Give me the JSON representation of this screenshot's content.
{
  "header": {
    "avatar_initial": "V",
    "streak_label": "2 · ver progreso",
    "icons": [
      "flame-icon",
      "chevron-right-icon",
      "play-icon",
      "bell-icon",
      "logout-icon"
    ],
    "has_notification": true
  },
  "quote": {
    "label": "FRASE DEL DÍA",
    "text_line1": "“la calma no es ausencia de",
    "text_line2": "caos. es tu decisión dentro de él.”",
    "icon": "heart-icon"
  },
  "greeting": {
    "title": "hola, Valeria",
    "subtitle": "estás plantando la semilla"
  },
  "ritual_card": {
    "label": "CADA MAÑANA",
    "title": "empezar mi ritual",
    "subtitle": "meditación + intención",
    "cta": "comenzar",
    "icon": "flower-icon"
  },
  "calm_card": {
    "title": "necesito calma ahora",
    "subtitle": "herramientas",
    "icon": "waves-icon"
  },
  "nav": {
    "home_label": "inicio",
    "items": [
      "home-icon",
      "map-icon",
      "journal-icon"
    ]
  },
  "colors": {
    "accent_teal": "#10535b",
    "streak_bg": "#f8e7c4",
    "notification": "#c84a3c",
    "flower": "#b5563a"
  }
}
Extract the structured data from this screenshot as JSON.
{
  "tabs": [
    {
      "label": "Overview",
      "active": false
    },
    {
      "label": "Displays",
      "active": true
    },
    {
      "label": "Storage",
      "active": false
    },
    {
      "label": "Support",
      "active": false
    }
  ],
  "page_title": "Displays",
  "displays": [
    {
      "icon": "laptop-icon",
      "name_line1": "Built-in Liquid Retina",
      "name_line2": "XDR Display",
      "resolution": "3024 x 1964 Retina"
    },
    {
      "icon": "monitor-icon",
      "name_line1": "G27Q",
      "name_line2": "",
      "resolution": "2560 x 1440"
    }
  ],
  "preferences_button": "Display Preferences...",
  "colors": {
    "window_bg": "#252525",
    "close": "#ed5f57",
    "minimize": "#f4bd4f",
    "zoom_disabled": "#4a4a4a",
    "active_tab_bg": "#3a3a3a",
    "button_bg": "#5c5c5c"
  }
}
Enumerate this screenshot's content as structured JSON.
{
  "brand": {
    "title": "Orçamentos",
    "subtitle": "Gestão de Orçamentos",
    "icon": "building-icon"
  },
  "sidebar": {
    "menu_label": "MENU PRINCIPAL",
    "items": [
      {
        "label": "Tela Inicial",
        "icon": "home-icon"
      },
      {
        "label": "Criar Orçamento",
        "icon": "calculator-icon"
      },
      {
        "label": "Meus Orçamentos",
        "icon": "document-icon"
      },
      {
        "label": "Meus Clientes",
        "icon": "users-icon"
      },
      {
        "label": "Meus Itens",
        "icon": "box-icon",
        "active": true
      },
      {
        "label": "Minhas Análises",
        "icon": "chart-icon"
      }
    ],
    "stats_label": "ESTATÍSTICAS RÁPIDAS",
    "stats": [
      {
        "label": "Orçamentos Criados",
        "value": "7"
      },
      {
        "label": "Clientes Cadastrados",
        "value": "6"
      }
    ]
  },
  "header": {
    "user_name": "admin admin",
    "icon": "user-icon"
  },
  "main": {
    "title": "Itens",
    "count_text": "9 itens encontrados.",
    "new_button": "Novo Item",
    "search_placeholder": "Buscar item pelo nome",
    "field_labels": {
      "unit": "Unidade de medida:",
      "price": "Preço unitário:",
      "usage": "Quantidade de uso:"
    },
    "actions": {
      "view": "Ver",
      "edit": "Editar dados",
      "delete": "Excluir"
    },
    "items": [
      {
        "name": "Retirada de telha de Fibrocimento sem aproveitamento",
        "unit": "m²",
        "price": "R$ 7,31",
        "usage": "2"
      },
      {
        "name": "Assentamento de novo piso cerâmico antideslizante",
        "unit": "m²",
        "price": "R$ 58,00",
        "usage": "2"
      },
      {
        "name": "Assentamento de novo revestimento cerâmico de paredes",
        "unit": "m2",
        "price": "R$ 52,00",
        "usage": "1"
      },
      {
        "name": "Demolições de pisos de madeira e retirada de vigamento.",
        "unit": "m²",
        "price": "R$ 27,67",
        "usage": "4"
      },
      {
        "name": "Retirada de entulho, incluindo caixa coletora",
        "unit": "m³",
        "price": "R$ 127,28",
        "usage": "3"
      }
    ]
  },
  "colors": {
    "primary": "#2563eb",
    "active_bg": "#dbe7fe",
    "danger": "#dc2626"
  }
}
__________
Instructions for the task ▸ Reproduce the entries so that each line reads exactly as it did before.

Solution ▸
Give me the JSON representation of this screenshot's content.
{
  "header": {
    "avatar_initial": "V",
    "streak_label": "2 · ver progreso",
    "icons": [
      "flame-icon",
      "chevron-right-icon",
      "play-icon",
      "bell-icon",
      "logout-icon"
    ],
    "has_notification": true
  },
  "quote": {
    "label": "FRASE DEL DÍA",
    "text_line1": "“la calma no es ausencia de",
    "text_line2": "caos. es tu decisión dentro de él.”",
    "icon": "heart-icon"
  },
  "greeting": {
    "title": "hola, Valeria",
    "subtitle": "estás plantando la semilla"
  },
  "ritual_card": {
    "label": "CADA MAÑANA",
    "title": "empezar mi ritual",
    "subtitle": "meditación + intención",
    "cta": "comenzar",
    "icon": "flower-icon"
  },
  "calm_card": {
    "title": "necesito calma ahora",
    "subtitle": "herramientas",
    "icon": "waves-icon"
  },
  "nav": {
    "home_label": "inicio",
    "items": [
      "home-icon",
      "map-icon",
      "journal-icon"
    ]
  },
  "colors": {
    "accent_teal": "#10535b",
    "streak_bg": "#f8e7c4",
    "notification": "#c84a3c",
    "flower": "#b5563a"
  }
}
Extract the structured data from this screenshot as JSON.
{
  "tabs": [
    {
      "label": "Overview",
      "active": false
    },
    {
      "label": "Displays",
      "active": true
    },
    {
      "label": "Storage",
      "active": false
    },
    {
      "label": "Support",
      "active": false
    }
  ],
  "page_title": "Displays",
  "displays": [
    {
      "icon": "laptop-icon",
      "name_line1": "Built-in Liquid Retina",
      "name_line2": "XDR Display",
      "resolution": "3024 x 1964 Retina"
    },
    {
      "icon": "monitor-icon",
      "name_line1": "G27Q",
      "name_line2": "",
      "resolution": "2560 x 1440"
    }
  ],
  "preferences_button": "Display Preferences...",
  "colors": {
    "window_bg": "#252525",
    "close": "#ed5f57",
    "minimize": "#f4bd4f",
    "zoom_disabled": "#4a4a4a",
    "active_tab_bg": "#3a3a3a",
    "button_bg": "#5c5c5c"
  }
}
Enumerate this screenshot's content as structured JSON.
{
  "brand": {
    "title": "Orçamentos",
    "subtitle": "Gestão de Orçamentos",
    "icon": "building-icon"
  },
  "sidebar": {
    "menu_label": "MENU PRINCIPAL",
    "items": [
      {
        "label": "Tela Inicial",
        "icon": "home-icon"
      },
      {
        "label": "Criar Orçamento",
        "icon": "calculator-icon"
      },
      {
        "label": "Meus Orçamentos",
        "icon": "document-icon"
      },
      {
        "label": "Meus Clientes",
        "icon": "users-icon"
      },
      {
        "label": "Meus Itens",
        "icon": "box-icon",
        "active": true
      },
      {
        "label": "Minhas Análises",
        "icon": "chart-icon"
      }
    ],
    "stats_label": "ESTATÍSTICAS RÁPIDAS",
    "stats": [
      {
        "label": "Orçamentos Criados",
        "value": "7"
      },
      {
        "label": "Clientes Cadastrados",
        "value": "6"
      }
    ]
  },
  "header": {
    "user_name": "admin admin",
    "icon": "user-icon"
  },
  "main": {
    "title": "Itens",
    "count_text": "9 itens encontrados.",
    "new_button": "Novo Item",
    "search_placeholder": "Buscar item pelo nome",
    "field_labels": {
      "unit": "Unidade de medida:",
      "price": "Preço unitário:",
      "usage": "Quantidade de uso:"
    },
    "actions": {
      "view": "Ver",
      "edit": "Editar dados",
      "delete": "Excluir"
    },
    "items": [
      {
        "name": "Retirada de telha de Fibrocimento sem aproveitamento",
        "unit": "m²",
        "price": "R$ 7,31",
        "usage": "2"
      },
      {
        "name": "Assentamento de novo piso cerâmico antideslizante",
        "unit": "m²",
        "price": "R$ 58,00",
        "usage": "2"
      },
      {
        "name": "Assentamento de novo revestimento cerâmico de paredes",
        "unit": "m2",
        "price": "R$ 52,00",
        "usage": "1"
      },
      {
        "name": "Demolições de pisos de madeira e retirada de vigamento.",
        "unit": "m²",
        "price": "R$ 27,67",
        "usage": "4"
      },
      {
        "name": "Retirada de entulho, incluindo caixa coletora",
        "unit": "m³",
        "price": "R$ 127,28",
        "usage": "3"
      }
    ]
  },
  "colors": {
    "primary": "#2563eb",
    "active_bg": "#dbe7fe",
    "danger": "#dc2626"
  }
}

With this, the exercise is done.